> _Exercise prompt_
Locate each line below that includes "icon" and reproduce it.
··········
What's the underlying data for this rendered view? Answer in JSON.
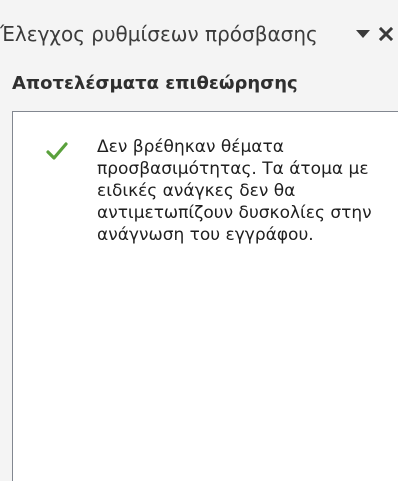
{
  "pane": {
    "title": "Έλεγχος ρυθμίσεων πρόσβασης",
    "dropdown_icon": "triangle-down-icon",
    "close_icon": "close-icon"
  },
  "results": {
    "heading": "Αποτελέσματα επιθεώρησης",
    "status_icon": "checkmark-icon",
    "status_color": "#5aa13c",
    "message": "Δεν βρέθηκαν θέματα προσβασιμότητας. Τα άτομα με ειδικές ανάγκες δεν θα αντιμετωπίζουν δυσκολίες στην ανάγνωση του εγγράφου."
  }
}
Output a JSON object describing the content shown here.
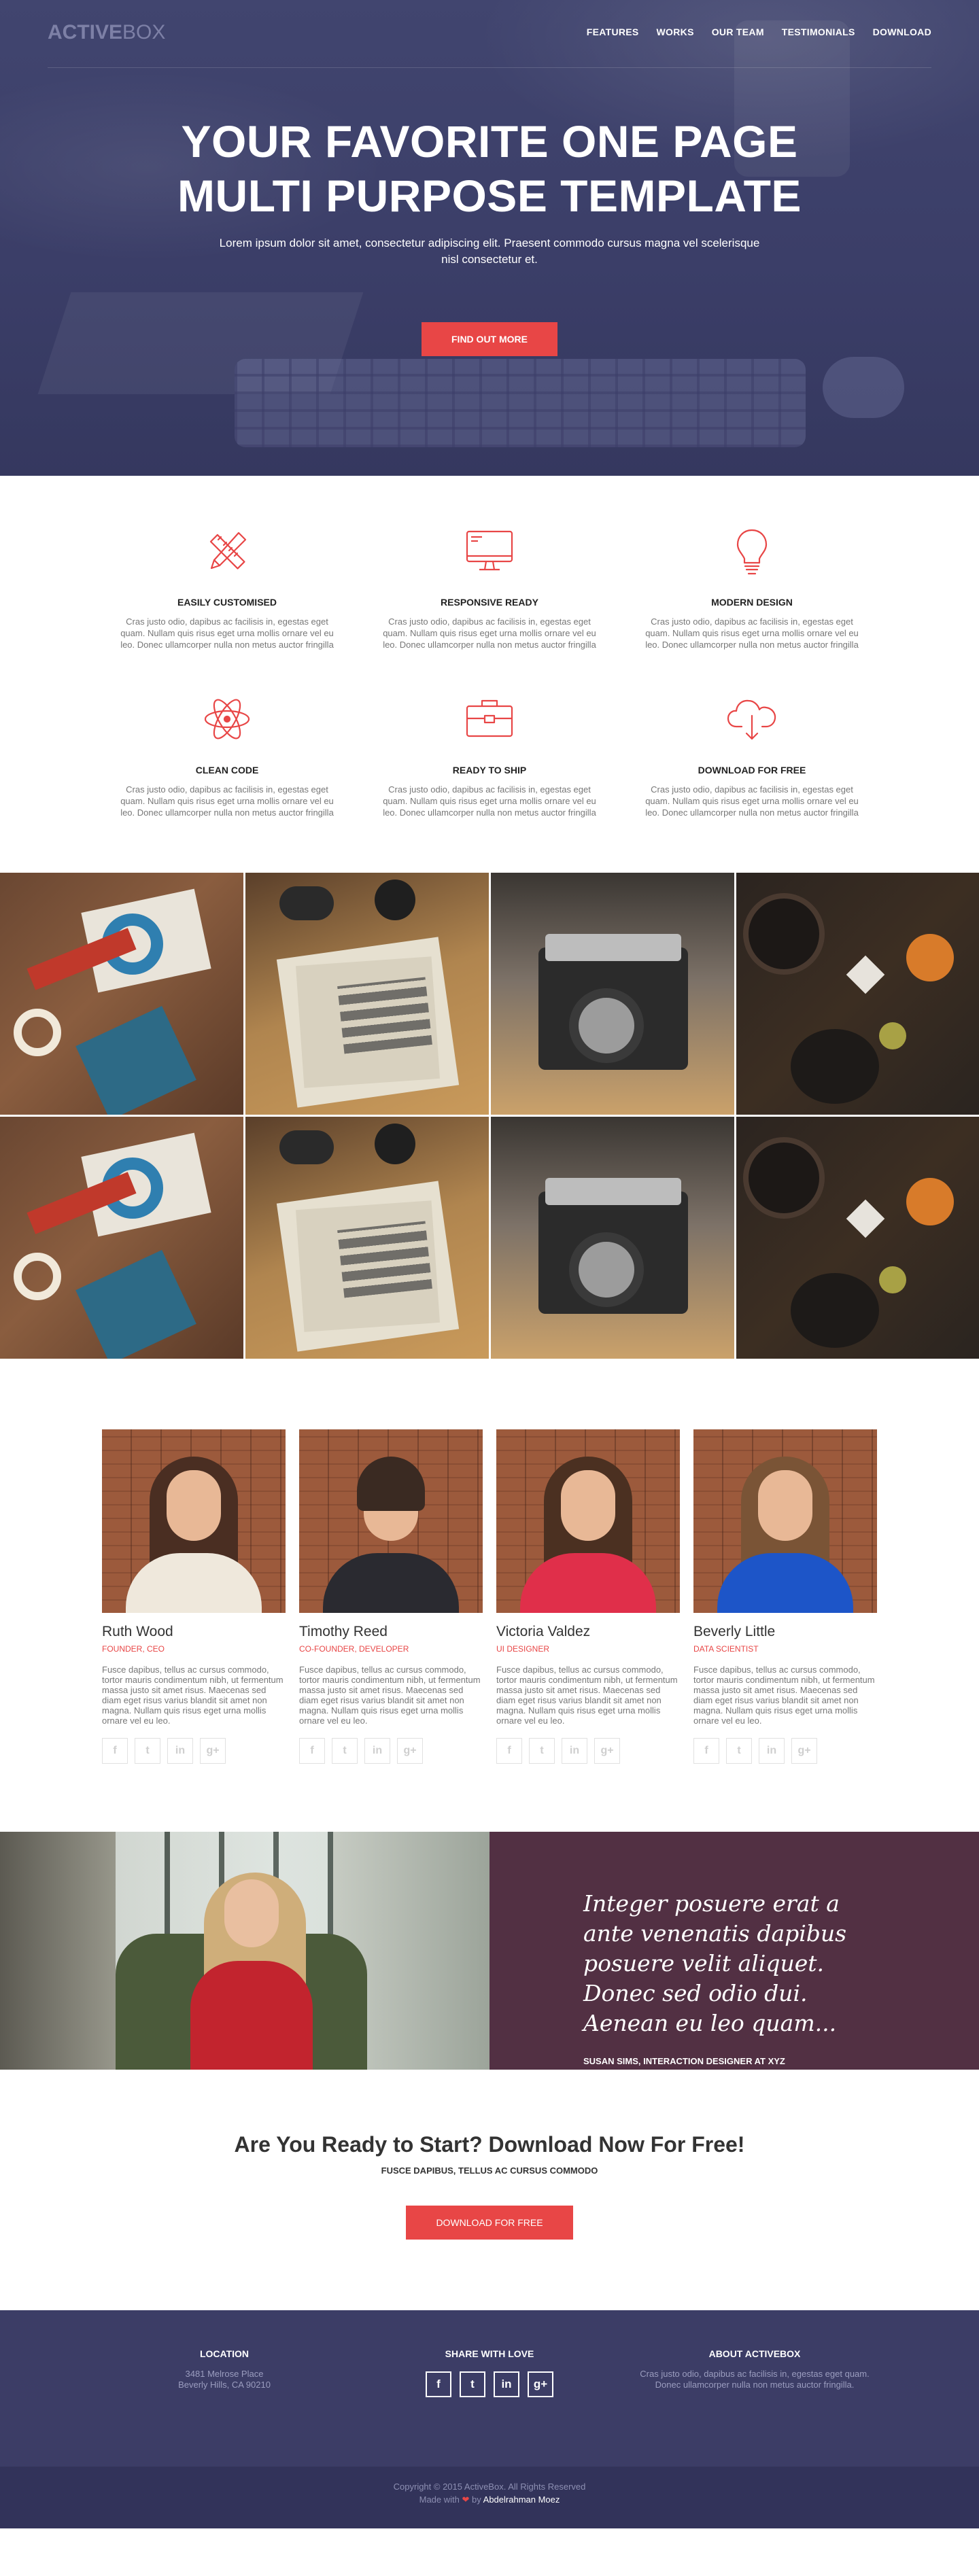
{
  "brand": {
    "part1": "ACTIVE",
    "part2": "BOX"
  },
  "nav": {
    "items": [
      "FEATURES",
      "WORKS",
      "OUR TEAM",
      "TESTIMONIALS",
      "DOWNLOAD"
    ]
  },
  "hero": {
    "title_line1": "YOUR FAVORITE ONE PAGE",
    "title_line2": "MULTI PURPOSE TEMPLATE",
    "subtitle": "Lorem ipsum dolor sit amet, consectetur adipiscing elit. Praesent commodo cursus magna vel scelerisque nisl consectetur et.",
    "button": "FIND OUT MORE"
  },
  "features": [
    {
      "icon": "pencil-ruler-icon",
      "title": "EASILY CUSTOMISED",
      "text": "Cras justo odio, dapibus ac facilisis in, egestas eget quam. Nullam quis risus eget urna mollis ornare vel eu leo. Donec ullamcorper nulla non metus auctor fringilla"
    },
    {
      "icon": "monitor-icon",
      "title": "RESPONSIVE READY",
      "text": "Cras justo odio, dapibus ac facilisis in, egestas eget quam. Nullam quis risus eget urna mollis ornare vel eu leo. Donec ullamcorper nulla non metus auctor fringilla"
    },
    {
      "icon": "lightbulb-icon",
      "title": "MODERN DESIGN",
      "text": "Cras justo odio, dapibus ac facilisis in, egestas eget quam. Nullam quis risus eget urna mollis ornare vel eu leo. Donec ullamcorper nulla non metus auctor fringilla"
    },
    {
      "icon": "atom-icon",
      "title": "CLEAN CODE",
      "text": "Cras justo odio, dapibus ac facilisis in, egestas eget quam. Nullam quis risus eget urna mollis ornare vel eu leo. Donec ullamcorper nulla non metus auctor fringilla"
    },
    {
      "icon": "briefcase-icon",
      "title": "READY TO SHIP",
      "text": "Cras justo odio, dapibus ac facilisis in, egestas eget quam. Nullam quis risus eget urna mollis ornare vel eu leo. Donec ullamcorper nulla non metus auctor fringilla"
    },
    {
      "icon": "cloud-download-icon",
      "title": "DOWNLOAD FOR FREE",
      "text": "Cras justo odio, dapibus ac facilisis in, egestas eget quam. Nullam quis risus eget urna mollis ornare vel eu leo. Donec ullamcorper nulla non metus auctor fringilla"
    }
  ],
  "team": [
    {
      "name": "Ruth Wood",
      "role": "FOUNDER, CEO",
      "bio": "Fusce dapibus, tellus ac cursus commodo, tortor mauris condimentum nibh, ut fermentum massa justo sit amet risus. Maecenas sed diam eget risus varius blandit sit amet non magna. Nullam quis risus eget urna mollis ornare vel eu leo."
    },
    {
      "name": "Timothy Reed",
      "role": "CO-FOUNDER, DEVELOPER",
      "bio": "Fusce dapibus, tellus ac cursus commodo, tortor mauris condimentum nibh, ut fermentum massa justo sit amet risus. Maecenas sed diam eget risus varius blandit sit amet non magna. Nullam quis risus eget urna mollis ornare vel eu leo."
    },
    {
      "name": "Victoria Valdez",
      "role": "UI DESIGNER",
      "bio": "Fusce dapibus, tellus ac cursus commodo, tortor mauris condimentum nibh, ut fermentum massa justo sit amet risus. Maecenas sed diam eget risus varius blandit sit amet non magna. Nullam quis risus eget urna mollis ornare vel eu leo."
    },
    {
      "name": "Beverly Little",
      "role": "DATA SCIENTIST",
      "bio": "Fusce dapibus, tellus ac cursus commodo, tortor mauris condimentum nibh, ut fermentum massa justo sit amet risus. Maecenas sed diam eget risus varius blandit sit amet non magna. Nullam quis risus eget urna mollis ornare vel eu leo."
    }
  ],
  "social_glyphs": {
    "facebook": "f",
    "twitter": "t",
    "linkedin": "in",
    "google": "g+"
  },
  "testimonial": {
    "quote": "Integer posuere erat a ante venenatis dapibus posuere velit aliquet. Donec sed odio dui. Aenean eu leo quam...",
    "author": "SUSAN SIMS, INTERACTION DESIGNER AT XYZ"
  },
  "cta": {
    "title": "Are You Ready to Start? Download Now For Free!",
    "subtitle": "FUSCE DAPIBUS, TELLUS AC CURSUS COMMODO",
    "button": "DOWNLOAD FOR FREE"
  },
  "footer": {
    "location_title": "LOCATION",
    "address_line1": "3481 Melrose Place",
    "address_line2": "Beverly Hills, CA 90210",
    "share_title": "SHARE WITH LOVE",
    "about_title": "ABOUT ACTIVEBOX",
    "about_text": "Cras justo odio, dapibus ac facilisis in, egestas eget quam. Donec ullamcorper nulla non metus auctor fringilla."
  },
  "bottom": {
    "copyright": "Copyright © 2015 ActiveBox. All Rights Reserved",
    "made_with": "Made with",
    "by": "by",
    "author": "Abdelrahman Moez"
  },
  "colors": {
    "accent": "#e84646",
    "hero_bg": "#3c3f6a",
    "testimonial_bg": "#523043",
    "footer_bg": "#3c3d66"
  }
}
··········
> _Response below_
    "dropdown_icon": "triangle-down-icon",
    "close_icon": "close-icon"
    "status_icon": "checkmark-icon",
      "icon": "pencil-ruler-icon",
      "icon": "monitor-icon",
      "icon": "lightbulb-icon",
      "icon": "atom-icon",
      "icon": "briefcase-icon",
      "icon": "cloud-download-icon",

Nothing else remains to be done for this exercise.